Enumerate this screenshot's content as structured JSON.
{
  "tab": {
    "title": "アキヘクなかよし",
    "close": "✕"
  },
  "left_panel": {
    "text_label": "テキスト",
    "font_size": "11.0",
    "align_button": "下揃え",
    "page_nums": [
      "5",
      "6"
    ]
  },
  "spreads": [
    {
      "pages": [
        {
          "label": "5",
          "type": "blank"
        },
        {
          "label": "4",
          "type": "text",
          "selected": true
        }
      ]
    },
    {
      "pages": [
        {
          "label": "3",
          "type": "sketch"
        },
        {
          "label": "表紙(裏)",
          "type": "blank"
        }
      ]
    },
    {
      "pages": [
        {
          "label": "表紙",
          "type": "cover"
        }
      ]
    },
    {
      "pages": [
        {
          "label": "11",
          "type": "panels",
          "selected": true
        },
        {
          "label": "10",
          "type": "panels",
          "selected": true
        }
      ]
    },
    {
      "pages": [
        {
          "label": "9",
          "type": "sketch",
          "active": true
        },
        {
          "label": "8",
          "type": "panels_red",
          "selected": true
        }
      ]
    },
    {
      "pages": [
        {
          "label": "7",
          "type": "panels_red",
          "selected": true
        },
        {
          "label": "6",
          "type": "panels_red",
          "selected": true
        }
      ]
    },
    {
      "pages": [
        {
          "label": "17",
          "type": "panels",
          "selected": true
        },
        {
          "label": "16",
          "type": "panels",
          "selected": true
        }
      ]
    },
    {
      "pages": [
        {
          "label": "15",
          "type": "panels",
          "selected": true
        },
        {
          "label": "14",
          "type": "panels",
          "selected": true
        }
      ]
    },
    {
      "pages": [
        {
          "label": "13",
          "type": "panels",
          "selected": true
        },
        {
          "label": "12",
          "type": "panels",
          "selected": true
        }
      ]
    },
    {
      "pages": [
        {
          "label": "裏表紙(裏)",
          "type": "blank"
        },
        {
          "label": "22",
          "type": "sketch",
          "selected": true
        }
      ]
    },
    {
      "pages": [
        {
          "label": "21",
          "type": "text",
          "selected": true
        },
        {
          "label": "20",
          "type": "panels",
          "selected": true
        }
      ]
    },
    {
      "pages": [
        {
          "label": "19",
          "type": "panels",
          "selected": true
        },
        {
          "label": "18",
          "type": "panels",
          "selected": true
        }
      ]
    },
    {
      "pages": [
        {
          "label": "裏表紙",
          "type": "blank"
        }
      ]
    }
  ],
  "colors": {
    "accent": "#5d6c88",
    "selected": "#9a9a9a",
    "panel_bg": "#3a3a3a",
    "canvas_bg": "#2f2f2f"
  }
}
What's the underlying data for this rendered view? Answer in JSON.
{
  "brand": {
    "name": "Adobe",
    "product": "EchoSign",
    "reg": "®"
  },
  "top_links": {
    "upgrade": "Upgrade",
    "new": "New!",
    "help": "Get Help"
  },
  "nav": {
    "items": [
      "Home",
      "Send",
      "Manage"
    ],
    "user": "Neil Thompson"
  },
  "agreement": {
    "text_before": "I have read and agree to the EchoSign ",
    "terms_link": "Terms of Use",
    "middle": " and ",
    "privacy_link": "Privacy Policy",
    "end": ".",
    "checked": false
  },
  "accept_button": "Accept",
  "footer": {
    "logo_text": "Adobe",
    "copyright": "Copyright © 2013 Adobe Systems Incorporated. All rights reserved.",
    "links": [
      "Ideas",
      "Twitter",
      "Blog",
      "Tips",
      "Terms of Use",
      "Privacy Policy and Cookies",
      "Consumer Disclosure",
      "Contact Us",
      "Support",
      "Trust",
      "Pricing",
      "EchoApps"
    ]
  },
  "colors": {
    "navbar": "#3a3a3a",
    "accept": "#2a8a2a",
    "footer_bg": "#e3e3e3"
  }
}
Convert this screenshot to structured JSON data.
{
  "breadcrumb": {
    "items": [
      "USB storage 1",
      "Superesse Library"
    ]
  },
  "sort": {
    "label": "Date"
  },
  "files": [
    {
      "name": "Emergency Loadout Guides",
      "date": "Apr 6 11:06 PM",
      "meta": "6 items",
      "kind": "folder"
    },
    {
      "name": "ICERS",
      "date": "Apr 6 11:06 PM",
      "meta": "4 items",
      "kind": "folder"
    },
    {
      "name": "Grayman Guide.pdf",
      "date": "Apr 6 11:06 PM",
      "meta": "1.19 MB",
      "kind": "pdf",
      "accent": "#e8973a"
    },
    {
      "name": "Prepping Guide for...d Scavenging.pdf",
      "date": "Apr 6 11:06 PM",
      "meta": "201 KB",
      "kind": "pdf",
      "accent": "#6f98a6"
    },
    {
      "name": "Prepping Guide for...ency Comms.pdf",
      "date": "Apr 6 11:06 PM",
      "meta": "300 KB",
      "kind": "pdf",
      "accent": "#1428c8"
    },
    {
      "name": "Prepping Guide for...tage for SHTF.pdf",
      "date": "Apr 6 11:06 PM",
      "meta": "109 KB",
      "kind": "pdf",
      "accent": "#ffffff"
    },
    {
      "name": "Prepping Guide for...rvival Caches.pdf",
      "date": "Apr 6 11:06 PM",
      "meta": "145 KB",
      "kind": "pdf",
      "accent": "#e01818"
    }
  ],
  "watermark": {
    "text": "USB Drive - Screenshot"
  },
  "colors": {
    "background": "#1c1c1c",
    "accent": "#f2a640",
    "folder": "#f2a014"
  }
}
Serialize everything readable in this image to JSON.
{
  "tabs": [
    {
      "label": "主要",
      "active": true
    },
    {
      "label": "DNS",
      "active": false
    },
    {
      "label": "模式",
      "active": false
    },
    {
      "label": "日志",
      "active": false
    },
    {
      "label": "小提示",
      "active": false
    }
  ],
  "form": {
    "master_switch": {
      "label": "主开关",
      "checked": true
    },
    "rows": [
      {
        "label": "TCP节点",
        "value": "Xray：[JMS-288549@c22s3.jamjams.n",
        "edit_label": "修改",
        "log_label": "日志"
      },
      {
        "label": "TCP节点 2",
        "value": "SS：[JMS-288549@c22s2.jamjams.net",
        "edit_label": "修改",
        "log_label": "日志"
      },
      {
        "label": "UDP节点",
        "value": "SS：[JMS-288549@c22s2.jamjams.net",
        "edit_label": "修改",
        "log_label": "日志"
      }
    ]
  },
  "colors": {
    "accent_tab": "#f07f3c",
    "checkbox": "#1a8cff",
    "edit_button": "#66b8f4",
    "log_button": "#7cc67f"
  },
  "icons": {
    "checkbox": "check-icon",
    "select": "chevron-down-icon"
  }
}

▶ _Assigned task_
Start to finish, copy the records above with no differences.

▶ _Written solution_
Enumerate this screenshot's content as structured JSON.
{
  "tab": {
    "title": "アキヘクなかよし",
    "close": "✕"
  },
  "left_panel": {
    "text_label": "テキスト",
    "font_size": "11.0",
    "align_button": "下揃え",
    "page_nums": [
      "5",
      "6"
    ]
  },
  "spreads": [
    {
      "pages": [
        {
          "label": "5",
          "type": "blank"
        },
        {
          "label": "4",
          "type": "text",
          "selected": true
        }
      ]
    },
    {
      "pages": [
        {
          "label": "3",
          "type": "sketch"
        },
        {
          "label": "表紙(裏)",
          "type": "blank"
        }
      ]
    },
    {
      "pages": [
        {
          "label": "表紙",
          "type": "cover"
        }
      ]
    },
    {
      "pages": [
        {
          "label": "11",
          "type": "panels",
          "selected": true
        },
        {
          "label": "10",
          "type": "panels",
          "selected": true
        }
      ]
    },
    {
      "pages": [
        {
          "label": "9",
          "type": "sketch",
          "active": true
        },
        {
          "label": "8",
          "type": "panels_red",
          "selected": true
        }
      ]
    },
    {
      "pages": [
        {
          "label": "7",
          "type": "panels_red",
          "selected": true
        },
        {
          "label": "6",
          "type": "panels_red",
          "selected": true
        }
      ]
    },
    {
      "pages": [
        {
          "label": "17",
          "type": "panels",
          "selected": true
        },
        {
          "label": "16",
          "type": "panels",
          "selected": true
        }
      ]
    },
    {
      "pages": [
        {
          "label": "15",
          "type": "panels",
          "selected": true
        },
        {
          "label": "14",
          "type": "panels",
          "selected": true
        }
      ]
    },
    {
      "pages": [
        {
          "label": "13",
          "type": "panels",
          "selected": true
        },
        {
          "label": "12",
          "type": "panels",
          "selected": true
        }
      ]
    },
    {
      "pages": [
        {
          "label": "裏表紙(裏)",
          "type": "blank"
        },
        {
          "label": "22",
          "type": "sketch",
          "selected": true
        }
      ]
    },
    {
      "pages": [
        {
          "label": "21",
          "type": "text",
          "selected": true
        },
        {
          "label": "20",
          "type": "panels",
          "selected": true
        }
      ]
    },
    {
      "pages": [
        {
          "label": "19",
          "type": "panels",
          "selected": true
        },
        {
          "label": "18",
          "type": "panels",
          "selected": true
        }
      ]
    },
    {
      "pages": [
        {
          "label": "裏表紙",
          "type": "blank"
        }
      ]
    }
  ],
  "colors": {
    "accent": "#5d6c88",
    "selected": "#9a9a9a",
    "panel_bg": "#3a3a3a",
    "canvas_bg": "#2f2f2f"
  }
}
What's the underlying data for this rendered view? Answer in JSON.
{
  "brand": {
    "name": "Adobe",
    "product": "EchoSign",
    "reg": "®"
  },
  "top_links": {
    "upgrade": "Upgrade",
    "new": "New!",
    "help": "Get Help"
  },
  "nav": {
    "items": [
      "Home",
      "Send",
      "Manage"
    ],
    "user": "Neil Thompson"
  },
  "agreement": {
    "text_before": "I have read and agree to the EchoSign ",
    "terms_link": "Terms of Use",
    "middle": " and ",
    "privacy_link": "Privacy Policy",
    "end": ".",
    "checked": false
  },
  "accept_button": "Accept",
  "footer": {
    "logo_text": "Adobe",
    "copyright": "Copyright © 2013 Adobe Systems Incorporated. All rights reserved.",
    "links": [
      "Ideas",
      "Twitter",
      "Blog",
      "Tips",
      "Terms of Use",
      "Privacy Policy and Cookies",
      "Consumer Disclosure",
      "Contact Us",
      "Support",
      "Trust",
      "Pricing",
      "EchoApps"
    ]
  },
  "colors": {
    "navbar": "#3a3a3a",
    "accept": "#2a8a2a",
    "footer_bg": "#e3e3e3"
  }
}
Convert this screenshot to structured JSON data.
{
  "breadcrumb": {
    "items": [
      "USB storage 1",
      "Superesse Library"
    ]
  },
  "sort": {
    "label": "Date"
  },
  "files": [
    {
      "name": "Emergency Loadout Guides",
      "date": "Apr 6 11:06 PM",
      "meta": "6 items",
      "kind": "folder"
    },
    {
      "name": "ICERS",
      "date": "Apr 6 11:06 PM",
      "meta": "4 items",
      "kind": "folder"
    },
    {
      "name": "Grayman Guide.pdf",
      "date": "Apr 6 11:06 PM",
      "meta": "1.19 MB",
      "kind": "pdf",
      "accent": "#e8973a"
    },
    {
      "name": "Prepping Guide for...d Scavenging.pdf",
      "date": "Apr 6 11:06 PM",
      "meta": "201 KB",
      "kind": "pdf",
      "accent": "#6f98a6"
    },
    {
      "name": "Prepping Guide for...ency Comms.pdf",
      "date": "Apr 6 11:06 PM",
      "meta": "300 KB",
      "kind": "pdf",
      "accent": "#1428c8"
    },
    {
      "name": "Prepping Guide for...tage for SHTF.pdf",
      "date": "Apr 6 11:06 PM",
      "meta": "109 KB",
      "kind": "pdf",
      "accent": "#ffffff"
    },
    {
      "name": "Prepping Guide for...rvival Caches.pdf",
      "date": "Apr 6 11:06 PM",
      "meta": "145 KB",
      "kind": "pdf",
      "accent": "#e01818"
    }
  ],
  "watermark": {
    "text": "USB Drive - Screenshot"
  },
  "colors": {
    "background": "#1c1c1c",
    "accent": "#f2a640",
    "folder": "#f2a014"
  }
}
Serialize everything readable in this image to JSON.
{
  "tabs": [
    {
      "label": "主要",
      "active": true
    },
    {
      "label": "DNS",
      "active": false
    },
    {
      "label": "模式",
      "active": false
    },
    {
      "label": "日志",
      "active": false
    },
    {
      "label": "小提示",
      "active": false
    }
  ],
  "form": {
    "master_switch": {
      "label": "主开关",
      "checked": true
    },
    "rows": [
      {
        "label": "TCP节点",
        "value": "Xray：[JMS-288549@c22s3.jamjams.n",
        "edit_label": "修改",
        "log_label": "日志"
      },
      {
        "label": "TCP节点 2",
        "value": "SS：[JMS-288549@c22s2.jamjams.net",
        "edit_label": "修改",
        "log_label": "日志"
      },
      {
        "label": "UDP节点",
        "value": "SS：[JMS-288549@c22s2.jamjams.net",
        "edit_label": "修改",
        "log_label": "日志"
      }
    ]
  },
  "colors": {
    "accent_tab": "#f07f3c",
    "checkbox": "#1a8cff",
    "edit_button": "#66b8f4",
    "log_button": "#7cc67f"
  },
  "icons": {
    "checkbox": "check-icon",
    "select": "chevron-down-icon"
  }
}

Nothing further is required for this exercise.